I was later engaged to do stained concrete floor mock-ups for the Haas School of Business at University of California, Berkeley. UC Berkeley has quite a history of producing gray concrete buildings. Some are wonderful and some are, well, some are there. Clearly, this architect had intended to design something memorable, and had obviously taken a strong cue in style from The Ahwahnee. Here were these phenomenal boardformed walls in natural gray concrete. Slight, interesting lift lines, bug holes, and one giant fossil of the wooden formwork’s butt joints and grain. Indelible. As in The Ahwahnee, the floors were to be stained concrete — however, unlike at Yosemite, these walls were to be painted. Painted … I was aghast!
The pairing of a transparent, saturated stained concrete floor with these chalky natural gray concrete walls would be a natural. Like that staple of bread and red wine. And here was something even better than The Ahwahnee (if you can imagine that). Somehow, the pairing of things that are similar and yet opposites — stained/ unstained, sealed/unsealed, horizontal/ vertical — creates a symbiosis that can’t be beat! At least in my eyes.
I argued with both the owner and architect vociferously. I implored them to seriously reconsider painting the gray concrete. I don’t know whether they reconsidered or not, but, in any case, it was painted. The floors were stained by Joe Sanchez of J & R Floor Services, Clayton, Calif., and it’s a great-looking building. But not quite as great, in my opinion, as it would have been had the walls been left naked.

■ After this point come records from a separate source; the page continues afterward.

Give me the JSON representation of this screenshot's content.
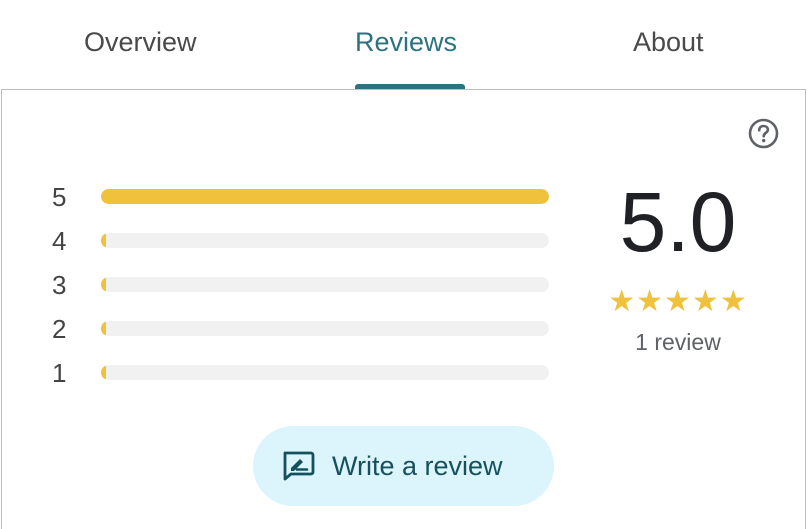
{
  "tabs": [
    {
      "label": "Overview",
      "active": false
    },
    {
      "label": "Reviews",
      "active": true
    },
    {
      "label": "About",
      "active": false
    }
  ],
  "rating": {
    "score": "5.0",
    "stars": "★★★★★",
    "stars_value": 5,
    "count_text": "1 review",
    "distribution": [
      {
        "label": "5",
        "fraction": 1.0
      },
      {
        "label": "4",
        "fraction": 0.0
      },
      {
        "label": "3",
        "fraction": 0.0
      },
      {
        "label": "2",
        "fraction": 0.0
      },
      {
        "label": "1",
        "fraction": 0.0
      }
    ]
  },
  "help_icon": "help-circle-icon",
  "write_review": {
    "label": "Write a review",
    "icon": "write-review-icon"
  },
  "colors": {
    "accent": "#2d7281",
    "star": "#f0c13c",
    "button_bg": "#dcf4fb",
    "button_text": "#15515d"
  }
}
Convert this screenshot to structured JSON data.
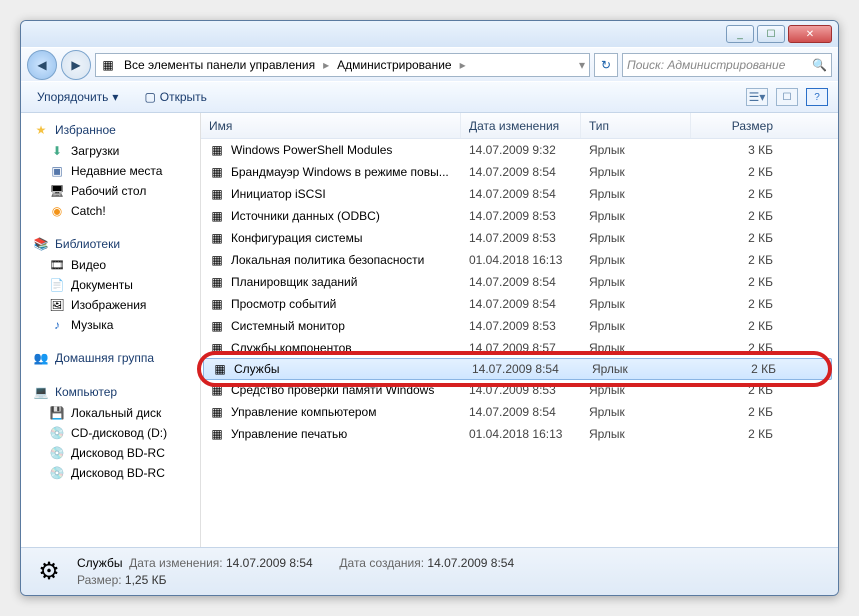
{
  "titlebar": {
    "min": "_",
    "max": "☐",
    "close": "✕"
  },
  "nav": {
    "crumb1": "Все элементы панели управления",
    "crumb2": "Администрирование",
    "search_placeholder": "Поиск: Администрирование"
  },
  "toolbar": {
    "organize": "Упорядочить",
    "open": "Открыть"
  },
  "sidebar": {
    "favorites": "Избранное",
    "fav_items": [
      "Загрузки",
      "Недавние места",
      "Рабочий стол",
      "Catch!"
    ],
    "libs": "Библиотеки",
    "lib_items": [
      "Видео",
      "Документы",
      "Изображения",
      "Музыка"
    ],
    "homegroup": "Домашняя группа",
    "computer": "Компьютер",
    "comp_items": [
      "Локальный диск",
      "CD-дисковод (D:)",
      "Дисковод BD-RС",
      "Дисковод BD-RС"
    ]
  },
  "columns": {
    "name": "Имя",
    "date": "Дата изменения",
    "type": "Тип",
    "size": "Размер"
  },
  "rows": [
    {
      "name": "Windows PowerShell Modules",
      "date": "14.07.2009 9:32",
      "type": "Ярлык",
      "size": "3 КБ"
    },
    {
      "name": "Брандмауэр Windows в режиме повы...",
      "date": "14.07.2009 8:54",
      "type": "Ярлык",
      "size": "2 КБ"
    },
    {
      "name": "Инициатор iSCSI",
      "date": "14.07.2009 8:54",
      "type": "Ярлык",
      "size": "2 КБ"
    },
    {
      "name": "Источники данных (ODBC)",
      "date": "14.07.2009 8:53",
      "type": "Ярлык",
      "size": "2 КБ"
    },
    {
      "name": "Конфигурация системы",
      "date": "14.07.2009 8:53",
      "type": "Ярлык",
      "size": "2 КБ"
    },
    {
      "name": "Локальная политика безопасности",
      "date": "01.04.2018 16:13",
      "type": "Ярлык",
      "size": "2 КБ"
    },
    {
      "name": "Планировщик заданий",
      "date": "14.07.2009 8:54",
      "type": "Ярлык",
      "size": "2 КБ"
    },
    {
      "name": "Просмотр событий",
      "date": "14.07.2009 8:54",
      "type": "Ярлык",
      "size": "2 КБ"
    },
    {
      "name": "Системный монитор",
      "date": "14.07.2009 8:53",
      "type": "Ярлык",
      "size": "2 КБ"
    },
    {
      "name": "Службы компонентов",
      "date": "14.07.2009 8:57",
      "type": "Ярлык",
      "size": "2 КБ"
    },
    {
      "name": "Службы",
      "date": "14.07.2009 8:54",
      "type": "Ярлык",
      "size": "2 КБ",
      "selected": true,
      "highlight": true
    },
    {
      "name": "Средство проверки памяти Windows",
      "date": "14.07.2009 8:53",
      "type": "Ярлык",
      "size": "2 КБ"
    },
    {
      "name": "Управление компьютером",
      "date": "14.07.2009 8:54",
      "type": "Ярлык",
      "size": "2 КБ"
    },
    {
      "name": "Управление печатью",
      "date": "01.04.2018 16:13",
      "type": "Ярлык",
      "size": "2 КБ"
    }
  ],
  "status": {
    "title": "Службы",
    "l_date": "Дата изменения:",
    "v_date": "14.07.2009 8:54",
    "l_size": "Размер:",
    "v_size": "1,25 КБ",
    "l_created": "Дата создания:",
    "v_created": "14.07.2009 8:54"
  },
  "icons": {
    "star": "★",
    "download": "⬇",
    "recent": "▣",
    "desktop": "🖥",
    "catch": "◉",
    "libs": "📚",
    "video": "🎞",
    "docs": "📄",
    "images": "🖼",
    "music": "♪",
    "home": "👥",
    "computer": "💻",
    "drive": "💾",
    "cd": "💿",
    "bd": "💿",
    "shortcut": "▦",
    "gear": "⚙",
    "back": "◀",
    "fwd": "▶",
    "dd": "▾",
    "refresh": "↻",
    "search": "🔍",
    "open": "▢",
    "views": "☰",
    "help": "?"
  }
}
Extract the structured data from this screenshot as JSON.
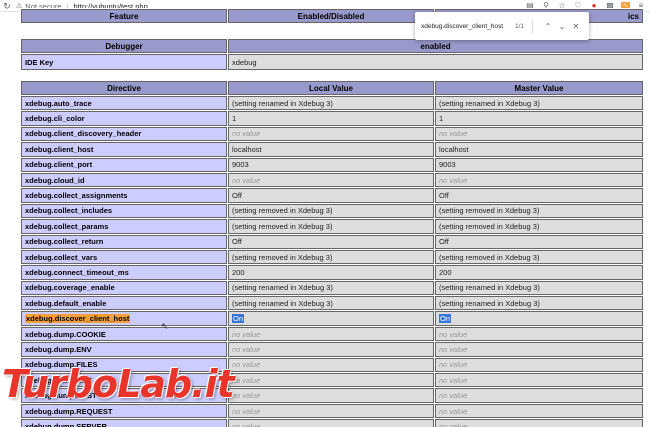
{
  "browser": {
    "security_label": "Not secure",
    "url": "http://vubuntu/test.php"
  },
  "findbar": {
    "query": "xdebug.discover_client_host",
    "count": "1/1"
  },
  "feature_table": {
    "headers": [
      "Feature",
      "Enabled/Disabled",
      "ics"
    ]
  },
  "debugger_table": {
    "headers": [
      "Debugger",
      "enabled"
    ],
    "rows": [
      {
        "key": "IDE Key",
        "value": "xdebug"
      }
    ]
  },
  "directive_table": {
    "headers": [
      "Directive",
      "Local Value",
      "Master Value"
    ],
    "rows": [
      {
        "name": "xdebug.auto_trace",
        "local": "(setting renamed in Xdebug 3)",
        "master": "(setting renamed in Xdebug 3)",
        "nv": false
      },
      {
        "name": "xdebug.cli_color",
        "local": "1",
        "master": "1",
        "nv": false
      },
      {
        "name": "xdebug.client_discovery_header",
        "local": "no value",
        "master": "no value",
        "nv": true
      },
      {
        "name": "xdebug.client_host",
        "local": "localhost",
        "master": "localhost",
        "nv": false
      },
      {
        "name": "xdebug.client_port",
        "local": "9003",
        "master": "9003",
        "nv": false
      },
      {
        "name": "xdebug.cloud_id",
        "local": "no value",
        "master": "no value",
        "nv": true
      },
      {
        "name": "xdebug.collect_assignments",
        "local": "Off",
        "master": "Off",
        "nv": false
      },
      {
        "name": "xdebug.collect_includes",
        "local": "(setting removed in Xdebug 3)",
        "master": "(setting removed in Xdebug 3)",
        "nv": false
      },
      {
        "name": "xdebug.collect_params",
        "local": "(setting removed in Xdebug 3)",
        "master": "(setting removed in Xdebug 3)",
        "nv": false
      },
      {
        "name": "xdebug.collect_return",
        "local": "Off",
        "master": "Off",
        "nv": false
      },
      {
        "name": "xdebug.collect_vars",
        "local": "(setting removed in Xdebug 3)",
        "master": "(setting removed in Xdebug 3)",
        "nv": false
      },
      {
        "name": "xdebug.connect_timeout_ms",
        "local": "200",
        "master": "200",
        "nv": false
      },
      {
        "name": "xdebug.coverage_enable",
        "local": "(setting renamed in Xdebug 3)",
        "master": "(setting renamed in Xdebug 3)",
        "nv": false
      },
      {
        "name": "xdebug.default_enable",
        "local": "(setting renamed in Xdebug 3)",
        "master": "(setting renamed in Xdebug 3)",
        "nv": false
      },
      {
        "name": "xdebug.discover_client_host",
        "local": "On",
        "master": "On",
        "nv": false,
        "highlight": true
      },
      {
        "name": "xdebug.dump.COOKIE",
        "local": "no value",
        "master": "no value",
        "nv": true
      },
      {
        "name": "xdebug.dump.ENV",
        "local": "no value",
        "master": "no value",
        "nv": true
      },
      {
        "name": "xdebug.dump.FILES",
        "local": "no value",
        "master": "no value",
        "nv": true
      },
      {
        "name": "xdebug.dump.GET",
        "local": "no value",
        "master": "no value",
        "nv": true
      },
      {
        "name": "xdebug.dump.POST",
        "local": "no value",
        "master": "no value",
        "nv": true
      },
      {
        "name": "xdebug.dump.REQUEST",
        "local": "no value",
        "master": "no value",
        "nv": true
      },
      {
        "name": "xdebug.dump.SERVER",
        "local": "no value",
        "master": "no value",
        "nv": true
      }
    ]
  },
  "watermark": "TurboLab.it"
}
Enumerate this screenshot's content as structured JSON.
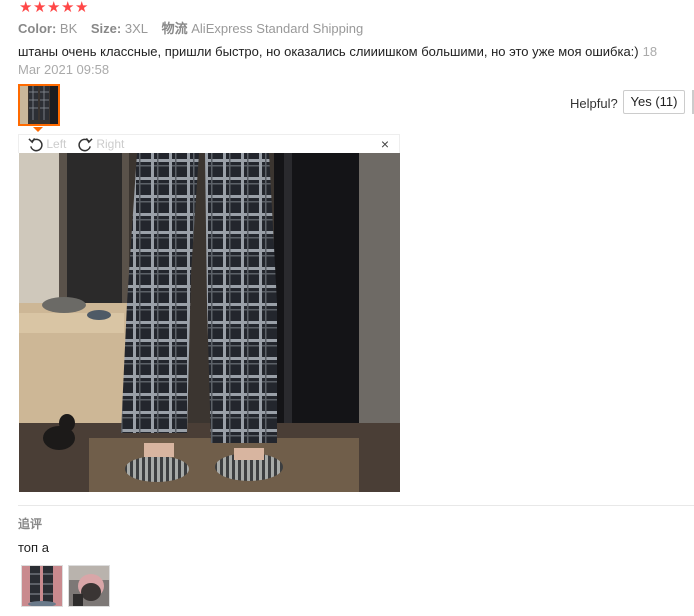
{
  "review": {
    "rating": 5,
    "stars": [
      "★",
      "★",
      "★",
      "★",
      "★"
    ],
    "color_label": "Color:",
    "color_value": "BK",
    "size_label": "Size:",
    "size_value": "3XL",
    "shipping_label": "物流",
    "shipping_value": "AliExpress Standard Shipping",
    "text": "штаны очень классные, пришли быстро, но оказались слииишком большими, но это уже моя ошибка:)",
    "date": "18 Mar 2021 09:58"
  },
  "helpful": {
    "label": "Helpful?",
    "yes_label": "Yes (11)"
  },
  "viewer": {
    "rotate_left_label": "Left",
    "rotate_right_label": "Right",
    "close_glyph": "×"
  },
  "additional": {
    "label": "追评",
    "text": "топ а"
  },
  "colors": {
    "star": "#ff4747",
    "selected_thumb_border": "#ff6a00",
    "muted_text": "#999999"
  }
}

Just like I’m continually drawn back to The Ahwahnee, a more modern building (circa the late 1980s) that I find myself continually revisiting is Deschutes Hall at the University of Oregon in Eugene. This is one I was involved with to a very minor extent. The architect was Moore Ruble Yudell (the same architect that would later produce the Haas School of Business). I was a sales representative for L.M. Scofield Co. and was servicing a local painting contractor who was to be staining the floors of the interior of the building. He had no previous experience in stain, nor had the general and concrete contractors. In spite of this, they did a great job. Here was a brick and gray vertical concrete building enclosing an impressive, vast atrium space, featuring boldly designed sculptural gray vertical (and some horizontal) concrete paired with polished (in the traditional waxed, well-maintained sense), iron-saltstained concrete floors, rich and shiny as a freshly polished shoe, with a combination of traditional, graphic-andavant- garde, tone-on-tone, schematic scientific motifs. Spectacular! Like flying in a loaf of bread from France and pairing it with a bottle of Opus One from Napa Valley (I am from California, after all). To me, this building and its combination of what I would truly term sensory concretes is a creative pinnacle.
What it comes down to is … Rich flamboyant color is fantastic, as is something more understated and grounded. But just the right combination of the two is stunning. Stunning … like looking into the deep brown eyes of my wife, Jeannine. An artfully crafted, patina-stained concrete floor visually supporting a sculptural, spare gray wall. Or on a smaller scale and in the same plane, bits of color-saturated crushed glass aggregate as highlights in a traditional ground slab. Or a dyewash graphic, as in a watercolor with pencil line-work, against a similar field of natural gray concrete floor. Stunning and magnetic. Sure to be revisited.